These mushrooms are identified through their resemblance to a funnel or trumpet. Most have an orange-yellow color, but there is also an edible variety that is gray-black. Chanterelles are usually between 1 and 6 inches in both height and width. The poisonous jack-o-lantern, however, resembles the chanterelle, so great care must be taken in proper identification. Turn the mushroom over and look under the cap. If the cap is smooth or has a tangle of blunt ridges, the mushroom is safe to eat. The jack-o-lantern's ridges will be straight, well-defined and have a sharp edge. Chanterelles are found on the floor of hardwood forests between summer and autumn. Siuslaw National Forest is an excellent location for hunting chanterelles. A mushroom-hunting trip in the national forest is free for hikers who are incidental collectors and making personal use of the mushrooms, but commercial hunters need a permit. Like most mushrooms, collect chanterelles by cutting them with a long, thin knife from a point just slightly underneath the dirt, so as to leave their underground structure intact. This helps ensure that the mushroom will grow back in subsequent years.

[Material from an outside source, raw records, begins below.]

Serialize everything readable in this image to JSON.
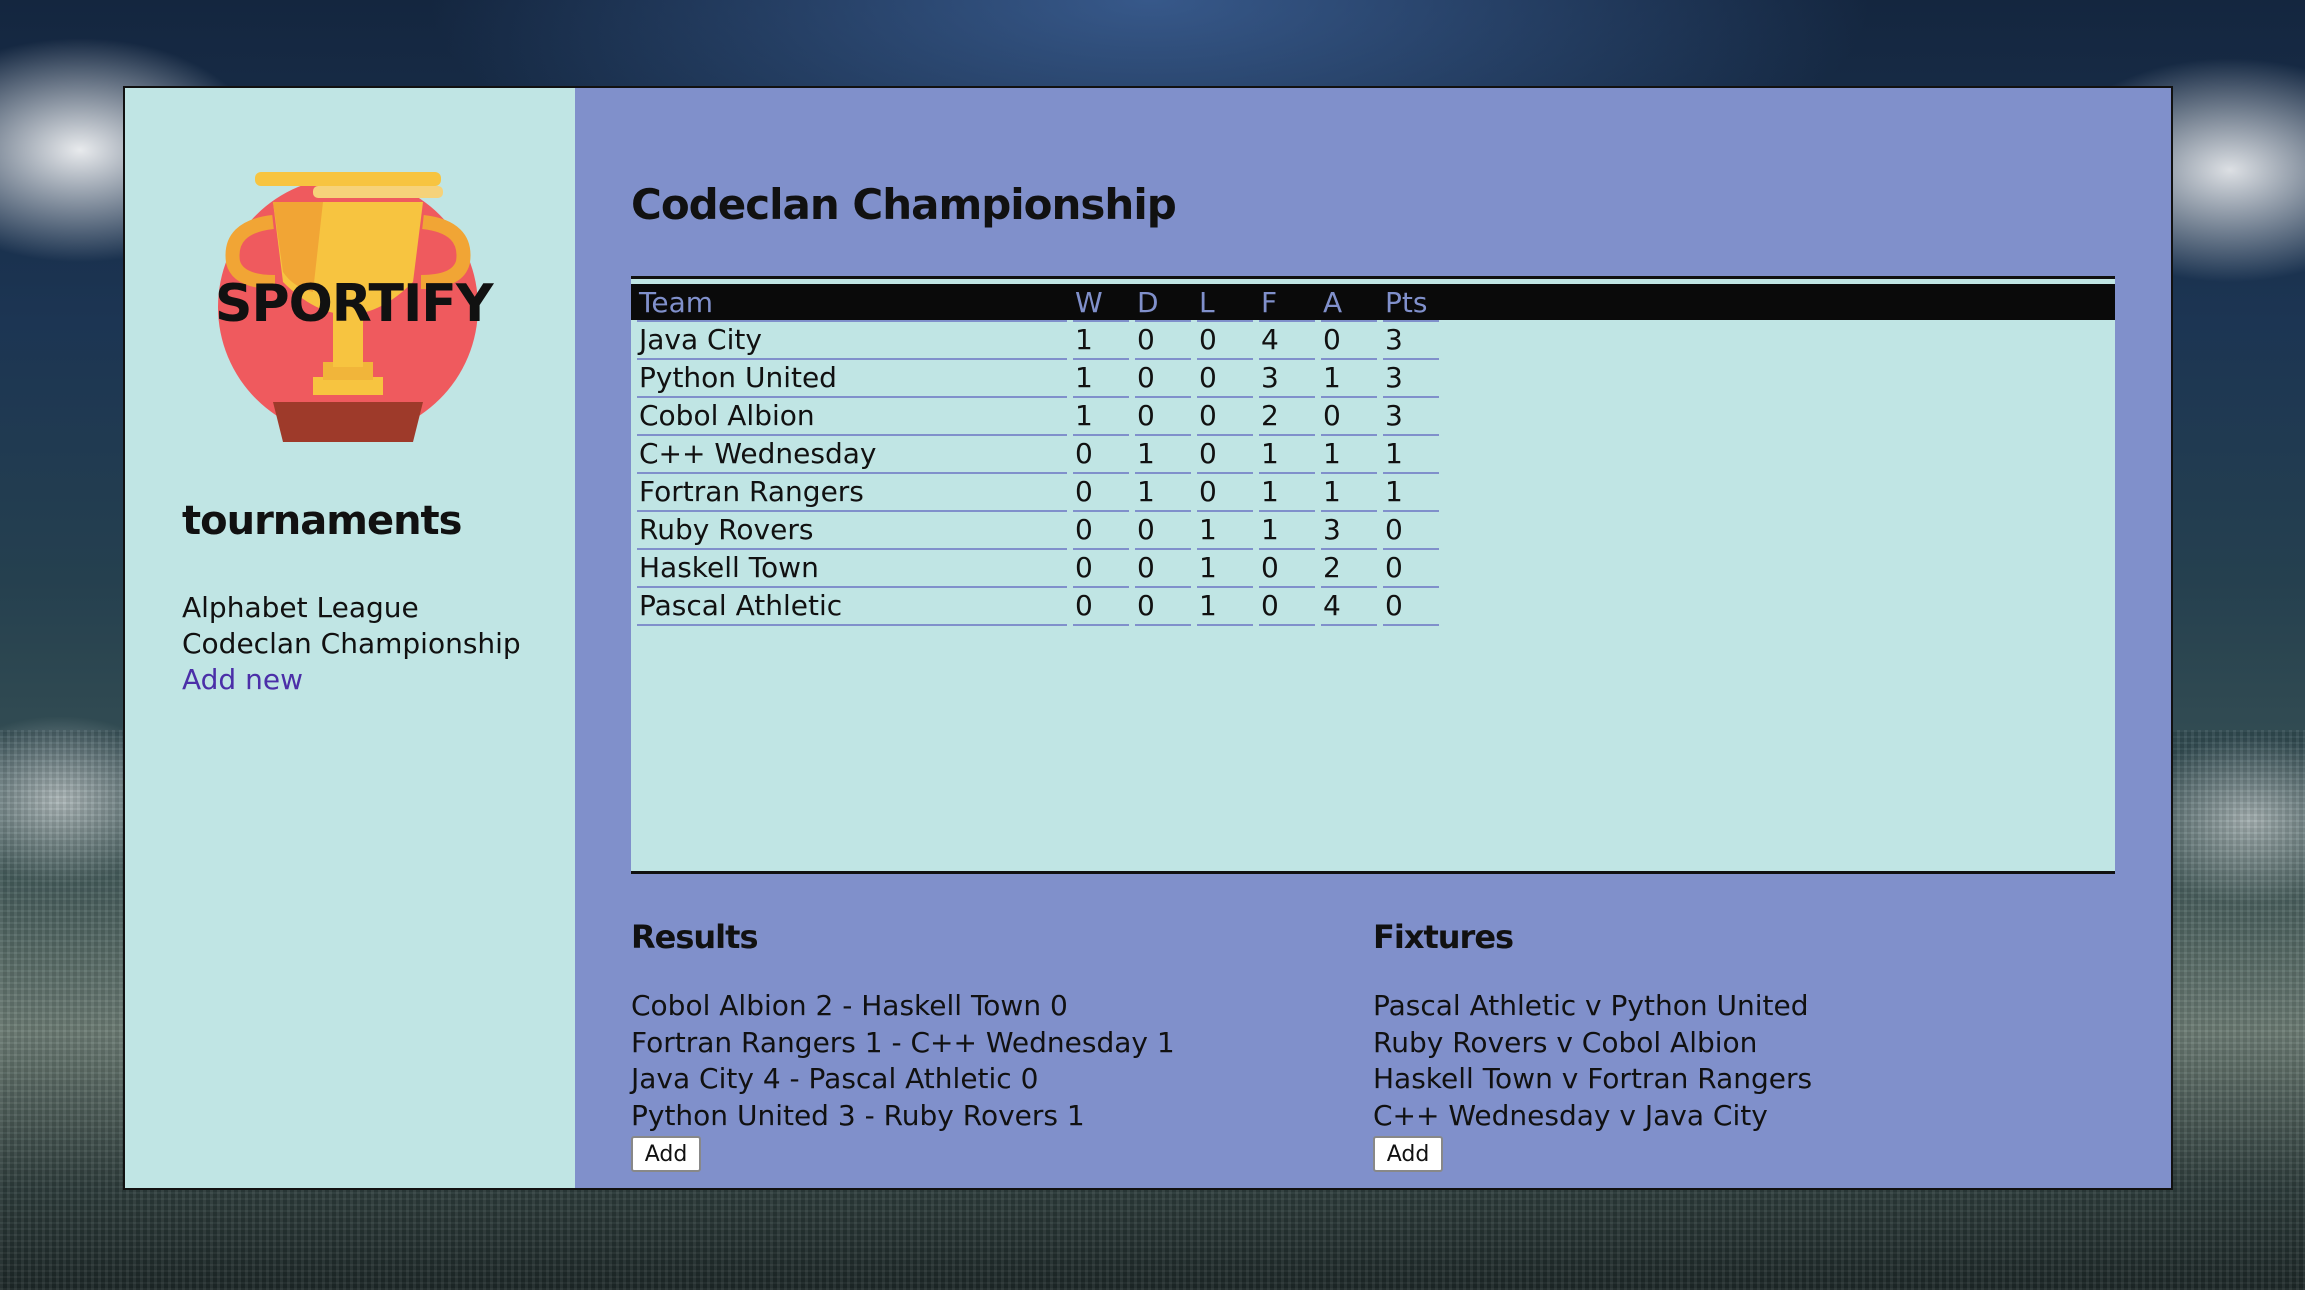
{
  "sidebar": {
    "logo_text": "SPORTIFY",
    "heading": "tournaments",
    "tournaments": [
      "Alphabet League",
      "Codeclan Championship"
    ],
    "add_new_label": "Add new"
  },
  "main": {
    "title": "Codeclan Championship",
    "table": {
      "headers": [
        "Team",
        "W",
        "D",
        "L",
        "F",
        "A",
        "Pts"
      ],
      "rows": [
        [
          "Java City",
          "1",
          "0",
          "0",
          "4",
          "0",
          "3"
        ],
        [
          "Python United",
          "1",
          "0",
          "0",
          "3",
          "1",
          "3"
        ],
        [
          "Cobol Albion",
          "1",
          "0",
          "0",
          "2",
          "0",
          "3"
        ],
        [
          "C++ Wednesday",
          "0",
          "1",
          "0",
          "1",
          "1",
          "1"
        ],
        [
          "Fortran Rangers",
          "0",
          "1",
          "0",
          "1",
          "1",
          "1"
        ],
        [
          "Ruby Rovers",
          "0",
          "0",
          "1",
          "1",
          "3",
          "0"
        ],
        [
          "Haskell Town",
          "0",
          "0",
          "1",
          "0",
          "2",
          "0"
        ],
        [
          "Pascal Athletic",
          "0",
          "0",
          "1",
          "0",
          "4",
          "0"
        ]
      ]
    },
    "results": {
      "title": "Results",
      "items": [
        "Cobol Albion 2 - Haskell Town 0",
        "Fortran Rangers 1 - C++ Wednesday 1",
        "Java City 4 - Pascal Athletic 0",
        "Python United 3 - Ruby Rovers 1"
      ],
      "add_label": "Add"
    },
    "fixtures": {
      "title": "Fixtures",
      "items": [
        "Pascal Athletic v Python United",
        "Ruby Rovers v Cobol Albion",
        "Haskell Town v Fortran Rangers",
        "C++ Wednesday v Java City"
      ],
      "add_label": "Add"
    }
  },
  "colors": {
    "sidebar_bg": "#c0e5e4",
    "main_bg": "#8090cb",
    "table_header_bg": "#0a0a0a",
    "link": "#4b2fa8",
    "trophy_gold": "#f7c440",
    "trophy_circle": "#ef5a5e"
  }
}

Another mushroom found in Oregon is the bolete. Imagine a hamburger bun on top of a pestle and you have the appearance most varieties of the bolete, which can be up to 10 inches in both width and height. These grow on the floors of Oregon's pine forests during the summer and autumn, although they can be tricky mushrooms to hunt. Some boletes are poisonous, so avoid any mushroom of this type with red or orange pores. Second, many boletes are edible but taste terrible. These are hard to separate from the more flavorful varieties; the best way to check is to take a taste in the field. If the bolete has a slimy layer on top of the cap, this needs to be peeled away as it can cause diarrhea.
Morels are a classic choice for Oregon mushroom hunters, for what Mother Earth News described as their "earthy, nutty, steak-like flavor" and because they are easy to identify. Several varieties of morels are found in Oregon, including the Fuzzy Foot and the North American Yellow, according to the MushroomExpert.com. A morel looks like a mottled sponge stuck on top of a white stalk and can grow to be up to one foot tall. The cap can range in color from a light tan to gray-black. There are mushrooms called false morels that strongly resemble this type of mushroom, but these are easily identified and separated. Simply cut open any morel before eating it. If the mushroom has an empty cavity inside the cap it is the real thing and will not poison you. Morels prefer the damp conditions that are common in Oregon's lowland forests, especially on and around river banks, and the morel season is between spring and early summer.
Matsutakes (pictured above)
Matsutake mushrooms are known for what Pacific Rim Mushrooms described as their "sweet and spicy" fragrance. The matsutake is a small, white, almost featureless mushroom. These mushrooms grow around the roots of a variety of tree types, such as fir, oak, hemlock and pine, and are usually found under a thin layer of dirt, leaves and other debris. They are found in most Oregon forests, such as the Siuslaw, Deschutes, Ochoco and Fremont-Winema National Forests. To hunt for these mushrooms, look for telltale bumps in the ground among the roots of the aforementioned trees, and then gently search for the mushrooms with your fingers. Matsutake season lasts through the autumn and into the first frosts of winter.